Keir Starmer has used Boris Johnson’s final outing at prime minister’s questions to taunt him about the way the candidates to succeed him as Conservative leader have “trashed every part of their record in government” while fighting each other.
In a generally low-key last set of Commons exchanges between the pair, Starmer again turned his focus on the remaining hopefuls – Rishi Sunak, Liz Truss and Penny Mordaunt – repeatedly quoting their criticisms of Johnson’s record in No 10.
Tory MPs will vote later on Wednesday for which two will go forward to a ballot of party members.
“I think the message coming out of this leadership contest is pretty clear: they’ve got us into this mess and they’ve got no idea how to get us out of it,” the Labour leader told Johnson, citing condemnatory quotes on tax, public services and growth.
“They have trashed every part of their record in government, from dental care and ambulance response times to the highest taxes in 70 years. What message does it send when the candidates to be prime minister can’t find a single decent thing to say about him, about each other, or their record in government?”
Johnson replied with attacks on Starmer – “What does it say about him that no one can name a single policy after three years of Labour opposition, apart from putting up taxes?” – and with his by now traditional reference to the rollout of Covid vaccines and his Brexit deal.
The final PMQs before the summer recess is likely to be the last time Johnson addresses the Commons as prime minister, and Lindsay Hoyle, the Speaker, began the session with a plea for a “respectful manner”, something immediately ignored by many MPs.
Starmer mocked Johnson about the often bitter and personal exchanges in the Tory leadership contest, likening it to EastEnders and noting the fact that Sunak and Truss had pulled out of a third scheduled TV debate, causing it to be cancelled.
“They organised the TV debates because they thought it would be a great chance for the public to hear from the candidates first-hand,” Starmer said. “Then, disaster struck: the public actually heard from the candidates first-hand.”
In subsequent questions, Starmer quoted Truss, the foreign secretary, asking Sunak why as chancellor he had overseen such anaemic economic growth, and Sunak’s jibe about the “fantasy economics of unfunded spending promises” from his rivals.
Johnson said he was “not following this thing particularly closely”, before insisting his record on the economy was exemplary.
Starmer, citing the 40-year record rate of inflation, at 9.4%, replied: “He has decided to come down from his gold-wallpapered bunker one last time to tell us that everything’s fine. I am going to miss the delusion.”

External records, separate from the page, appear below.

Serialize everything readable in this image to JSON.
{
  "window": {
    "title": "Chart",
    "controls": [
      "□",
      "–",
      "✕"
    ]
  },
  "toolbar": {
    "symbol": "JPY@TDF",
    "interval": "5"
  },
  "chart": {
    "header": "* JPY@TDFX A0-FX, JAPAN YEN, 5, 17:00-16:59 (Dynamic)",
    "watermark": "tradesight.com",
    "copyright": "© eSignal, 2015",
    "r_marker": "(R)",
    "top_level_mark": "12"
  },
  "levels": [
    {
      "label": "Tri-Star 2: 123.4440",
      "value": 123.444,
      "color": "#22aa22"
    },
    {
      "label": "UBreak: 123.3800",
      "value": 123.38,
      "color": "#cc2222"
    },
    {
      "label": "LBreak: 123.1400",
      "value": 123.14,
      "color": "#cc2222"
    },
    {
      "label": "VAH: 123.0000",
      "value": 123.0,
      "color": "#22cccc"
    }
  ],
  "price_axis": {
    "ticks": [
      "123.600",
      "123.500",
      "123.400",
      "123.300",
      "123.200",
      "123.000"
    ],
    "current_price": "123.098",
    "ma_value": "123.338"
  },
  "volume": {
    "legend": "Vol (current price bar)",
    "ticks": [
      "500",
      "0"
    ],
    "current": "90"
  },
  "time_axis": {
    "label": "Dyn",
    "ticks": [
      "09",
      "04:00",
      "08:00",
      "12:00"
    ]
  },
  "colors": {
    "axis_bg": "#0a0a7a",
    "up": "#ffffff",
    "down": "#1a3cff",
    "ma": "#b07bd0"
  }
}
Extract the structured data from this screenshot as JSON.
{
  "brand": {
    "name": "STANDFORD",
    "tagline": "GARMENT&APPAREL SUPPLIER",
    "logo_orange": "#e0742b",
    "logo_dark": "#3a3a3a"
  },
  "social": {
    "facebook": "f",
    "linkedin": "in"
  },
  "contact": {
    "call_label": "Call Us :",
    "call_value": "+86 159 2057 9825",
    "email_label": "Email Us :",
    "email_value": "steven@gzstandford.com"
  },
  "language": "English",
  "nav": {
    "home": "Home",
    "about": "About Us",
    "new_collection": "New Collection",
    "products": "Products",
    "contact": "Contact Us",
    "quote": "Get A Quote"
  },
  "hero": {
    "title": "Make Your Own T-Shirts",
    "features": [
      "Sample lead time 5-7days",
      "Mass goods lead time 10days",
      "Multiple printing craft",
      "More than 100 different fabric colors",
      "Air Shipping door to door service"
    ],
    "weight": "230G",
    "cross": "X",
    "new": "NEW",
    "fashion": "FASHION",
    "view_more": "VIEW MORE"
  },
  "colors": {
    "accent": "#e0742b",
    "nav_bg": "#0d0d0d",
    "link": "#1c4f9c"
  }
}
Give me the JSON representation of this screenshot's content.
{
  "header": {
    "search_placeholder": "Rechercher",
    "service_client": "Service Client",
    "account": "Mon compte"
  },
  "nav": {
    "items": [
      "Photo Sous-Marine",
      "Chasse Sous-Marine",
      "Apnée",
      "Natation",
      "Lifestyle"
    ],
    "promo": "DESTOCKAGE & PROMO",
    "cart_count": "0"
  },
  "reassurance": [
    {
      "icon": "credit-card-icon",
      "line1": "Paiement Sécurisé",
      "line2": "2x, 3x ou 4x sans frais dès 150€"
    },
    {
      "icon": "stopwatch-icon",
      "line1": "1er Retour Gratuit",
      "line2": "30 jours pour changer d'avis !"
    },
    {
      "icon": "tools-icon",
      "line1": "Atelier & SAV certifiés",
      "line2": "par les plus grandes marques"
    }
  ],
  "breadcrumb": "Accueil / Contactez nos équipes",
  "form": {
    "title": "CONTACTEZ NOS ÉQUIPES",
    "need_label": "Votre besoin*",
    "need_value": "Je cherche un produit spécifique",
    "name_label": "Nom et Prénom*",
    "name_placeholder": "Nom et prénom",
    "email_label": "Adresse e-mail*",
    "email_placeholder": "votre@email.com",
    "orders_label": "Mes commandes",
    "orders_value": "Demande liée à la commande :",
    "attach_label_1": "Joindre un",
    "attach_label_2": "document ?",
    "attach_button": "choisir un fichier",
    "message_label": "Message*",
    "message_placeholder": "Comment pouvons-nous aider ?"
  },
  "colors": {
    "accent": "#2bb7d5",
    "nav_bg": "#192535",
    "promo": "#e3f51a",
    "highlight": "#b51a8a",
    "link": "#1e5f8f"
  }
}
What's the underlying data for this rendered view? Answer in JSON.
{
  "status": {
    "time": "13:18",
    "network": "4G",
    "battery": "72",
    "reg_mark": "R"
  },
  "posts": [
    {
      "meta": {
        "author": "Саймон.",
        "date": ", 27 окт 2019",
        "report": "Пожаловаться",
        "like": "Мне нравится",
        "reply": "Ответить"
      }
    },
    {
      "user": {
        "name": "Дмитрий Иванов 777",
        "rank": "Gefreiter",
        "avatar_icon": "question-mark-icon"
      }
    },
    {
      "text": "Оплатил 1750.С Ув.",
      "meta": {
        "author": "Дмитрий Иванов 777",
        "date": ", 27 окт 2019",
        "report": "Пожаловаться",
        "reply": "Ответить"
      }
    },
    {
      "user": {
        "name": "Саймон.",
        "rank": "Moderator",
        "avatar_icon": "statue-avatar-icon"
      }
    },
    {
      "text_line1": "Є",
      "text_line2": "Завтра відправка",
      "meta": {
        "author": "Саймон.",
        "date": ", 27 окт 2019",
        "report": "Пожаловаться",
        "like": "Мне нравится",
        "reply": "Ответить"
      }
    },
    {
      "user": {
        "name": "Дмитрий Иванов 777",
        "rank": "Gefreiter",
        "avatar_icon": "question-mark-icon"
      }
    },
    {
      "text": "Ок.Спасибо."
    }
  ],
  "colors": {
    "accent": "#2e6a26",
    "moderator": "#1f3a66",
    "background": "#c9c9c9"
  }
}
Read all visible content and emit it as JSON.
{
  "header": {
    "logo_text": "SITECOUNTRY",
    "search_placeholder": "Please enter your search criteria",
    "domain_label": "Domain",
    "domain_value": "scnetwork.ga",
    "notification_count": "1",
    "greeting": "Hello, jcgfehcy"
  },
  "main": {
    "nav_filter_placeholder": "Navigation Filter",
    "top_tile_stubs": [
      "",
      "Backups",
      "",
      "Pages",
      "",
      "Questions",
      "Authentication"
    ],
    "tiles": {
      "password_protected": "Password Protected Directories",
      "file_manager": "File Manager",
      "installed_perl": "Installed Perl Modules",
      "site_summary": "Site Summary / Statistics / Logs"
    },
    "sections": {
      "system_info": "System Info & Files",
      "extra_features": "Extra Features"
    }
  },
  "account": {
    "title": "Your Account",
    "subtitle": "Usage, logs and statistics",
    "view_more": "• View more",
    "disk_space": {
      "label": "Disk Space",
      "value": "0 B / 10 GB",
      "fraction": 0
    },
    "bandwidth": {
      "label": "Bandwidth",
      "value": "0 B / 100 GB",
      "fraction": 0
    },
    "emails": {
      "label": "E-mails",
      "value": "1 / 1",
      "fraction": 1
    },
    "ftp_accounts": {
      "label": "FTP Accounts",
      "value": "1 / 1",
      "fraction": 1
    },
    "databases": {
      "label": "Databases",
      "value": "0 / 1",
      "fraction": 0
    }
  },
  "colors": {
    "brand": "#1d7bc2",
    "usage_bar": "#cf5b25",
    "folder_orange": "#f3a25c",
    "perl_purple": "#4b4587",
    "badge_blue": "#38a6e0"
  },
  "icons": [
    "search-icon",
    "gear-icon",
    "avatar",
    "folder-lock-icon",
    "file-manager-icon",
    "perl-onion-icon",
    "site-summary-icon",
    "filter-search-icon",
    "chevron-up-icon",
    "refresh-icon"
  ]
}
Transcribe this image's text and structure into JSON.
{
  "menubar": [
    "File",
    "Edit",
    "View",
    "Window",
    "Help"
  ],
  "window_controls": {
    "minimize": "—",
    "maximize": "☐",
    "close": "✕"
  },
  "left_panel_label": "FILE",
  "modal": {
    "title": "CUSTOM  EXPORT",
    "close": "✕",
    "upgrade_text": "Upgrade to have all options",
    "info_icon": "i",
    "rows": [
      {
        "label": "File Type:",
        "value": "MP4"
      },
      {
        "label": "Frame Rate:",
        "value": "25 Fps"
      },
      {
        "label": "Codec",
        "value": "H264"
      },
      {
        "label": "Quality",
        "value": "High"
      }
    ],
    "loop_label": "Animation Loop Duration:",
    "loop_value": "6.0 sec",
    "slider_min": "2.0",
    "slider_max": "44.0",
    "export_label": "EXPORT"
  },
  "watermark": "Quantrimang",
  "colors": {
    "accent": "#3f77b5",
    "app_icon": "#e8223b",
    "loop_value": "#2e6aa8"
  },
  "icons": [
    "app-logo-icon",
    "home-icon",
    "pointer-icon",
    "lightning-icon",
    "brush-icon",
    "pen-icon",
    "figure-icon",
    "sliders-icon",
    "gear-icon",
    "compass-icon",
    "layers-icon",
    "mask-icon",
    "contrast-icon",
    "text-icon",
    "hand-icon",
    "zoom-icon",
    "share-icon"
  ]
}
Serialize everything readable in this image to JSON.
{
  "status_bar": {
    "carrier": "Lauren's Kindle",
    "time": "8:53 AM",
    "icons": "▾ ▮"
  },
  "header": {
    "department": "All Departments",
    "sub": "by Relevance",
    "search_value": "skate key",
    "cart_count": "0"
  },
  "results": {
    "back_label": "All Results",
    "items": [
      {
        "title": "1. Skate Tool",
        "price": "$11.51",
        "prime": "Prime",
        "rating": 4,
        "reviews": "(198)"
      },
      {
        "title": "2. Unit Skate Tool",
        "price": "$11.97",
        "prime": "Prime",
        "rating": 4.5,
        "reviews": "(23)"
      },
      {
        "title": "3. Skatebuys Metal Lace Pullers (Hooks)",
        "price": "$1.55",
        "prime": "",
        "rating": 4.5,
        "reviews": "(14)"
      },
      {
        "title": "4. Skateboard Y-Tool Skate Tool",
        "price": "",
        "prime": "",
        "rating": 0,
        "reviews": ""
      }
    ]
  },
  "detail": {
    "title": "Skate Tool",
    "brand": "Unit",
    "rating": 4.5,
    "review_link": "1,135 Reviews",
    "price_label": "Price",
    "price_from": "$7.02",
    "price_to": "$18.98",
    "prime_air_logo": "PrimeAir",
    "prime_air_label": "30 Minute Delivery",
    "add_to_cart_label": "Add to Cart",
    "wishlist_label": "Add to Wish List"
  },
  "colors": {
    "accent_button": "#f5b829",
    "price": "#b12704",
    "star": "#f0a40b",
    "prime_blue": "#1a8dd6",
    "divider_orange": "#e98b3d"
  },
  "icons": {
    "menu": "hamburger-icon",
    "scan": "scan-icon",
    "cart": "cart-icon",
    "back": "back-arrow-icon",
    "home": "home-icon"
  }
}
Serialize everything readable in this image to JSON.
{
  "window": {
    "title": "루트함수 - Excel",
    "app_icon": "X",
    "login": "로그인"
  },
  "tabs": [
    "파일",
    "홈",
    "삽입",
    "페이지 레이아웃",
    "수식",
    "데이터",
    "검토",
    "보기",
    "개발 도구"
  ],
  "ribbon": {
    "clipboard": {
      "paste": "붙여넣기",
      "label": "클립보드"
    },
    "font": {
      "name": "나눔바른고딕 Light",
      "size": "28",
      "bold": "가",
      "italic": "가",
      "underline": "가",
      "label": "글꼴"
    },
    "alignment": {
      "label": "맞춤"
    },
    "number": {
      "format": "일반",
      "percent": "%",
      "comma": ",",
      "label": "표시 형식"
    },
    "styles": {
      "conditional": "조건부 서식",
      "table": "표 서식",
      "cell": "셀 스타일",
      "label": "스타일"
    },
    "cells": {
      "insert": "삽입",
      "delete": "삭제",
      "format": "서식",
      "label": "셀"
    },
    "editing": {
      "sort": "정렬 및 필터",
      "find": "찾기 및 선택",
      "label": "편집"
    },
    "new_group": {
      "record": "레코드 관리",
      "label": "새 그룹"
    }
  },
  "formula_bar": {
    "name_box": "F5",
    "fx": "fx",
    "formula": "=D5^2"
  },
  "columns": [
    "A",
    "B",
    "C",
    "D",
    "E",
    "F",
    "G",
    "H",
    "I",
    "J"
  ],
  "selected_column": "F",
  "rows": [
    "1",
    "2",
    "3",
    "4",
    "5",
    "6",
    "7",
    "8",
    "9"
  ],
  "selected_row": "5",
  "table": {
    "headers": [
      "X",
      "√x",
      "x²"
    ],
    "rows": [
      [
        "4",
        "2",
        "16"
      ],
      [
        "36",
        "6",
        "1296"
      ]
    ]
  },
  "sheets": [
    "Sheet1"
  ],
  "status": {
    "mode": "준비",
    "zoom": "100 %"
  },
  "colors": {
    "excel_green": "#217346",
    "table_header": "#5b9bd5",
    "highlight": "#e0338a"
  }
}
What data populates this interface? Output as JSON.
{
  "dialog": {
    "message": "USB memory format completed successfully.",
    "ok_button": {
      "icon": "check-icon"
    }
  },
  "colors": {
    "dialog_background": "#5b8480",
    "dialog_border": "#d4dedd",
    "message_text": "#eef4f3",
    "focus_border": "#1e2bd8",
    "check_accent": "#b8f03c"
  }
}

As some Tory MPs tried to shout him down, Starmer said: “I appreciate they may not want to hear what their future leader thinks of their record in government. But I think the country needs to know.”
Johnson, who ended by thanking his fellow Tory MPs, said that Starmer sought only to block things. “Every time something needs to be done, they try to oppose it. He’s a great, pointless human bollard,” he said.
The outgoing prime minister ended the noisy session with a short speech reflecting on his own record and giving tips to his successor, including, “cut taxes and deregulate wherever you can” and “focus on the road ahead but always remember to check the rear-view mirror”.
He added: “I love the Treasury, but remember that if we’d always listened to the Treasury we wouldn’t have built the M25 or the Channel tunnel.”
Johnson’s press secretary subsequently said he had not been making a dig at Sunak but making a “broader point” about big infrastructure projects.
Hailing his own record, including standing up for Ukraine and taking Britain out of the EU, Johnson said it was “mission largely accomplished”, before signing off with Arnold Schzwarzeneger’s catchphrase from the 1991 film Terminator 2: “Hasta la vista, baby.”
Conservative MPs, having ejected Johnson from his post less than a fortnight ago, rose to give him a standing ovation as he left the chamber. Opposition MPs did not join in the applause, and nor did Johnson’s predecessor, Theresa May.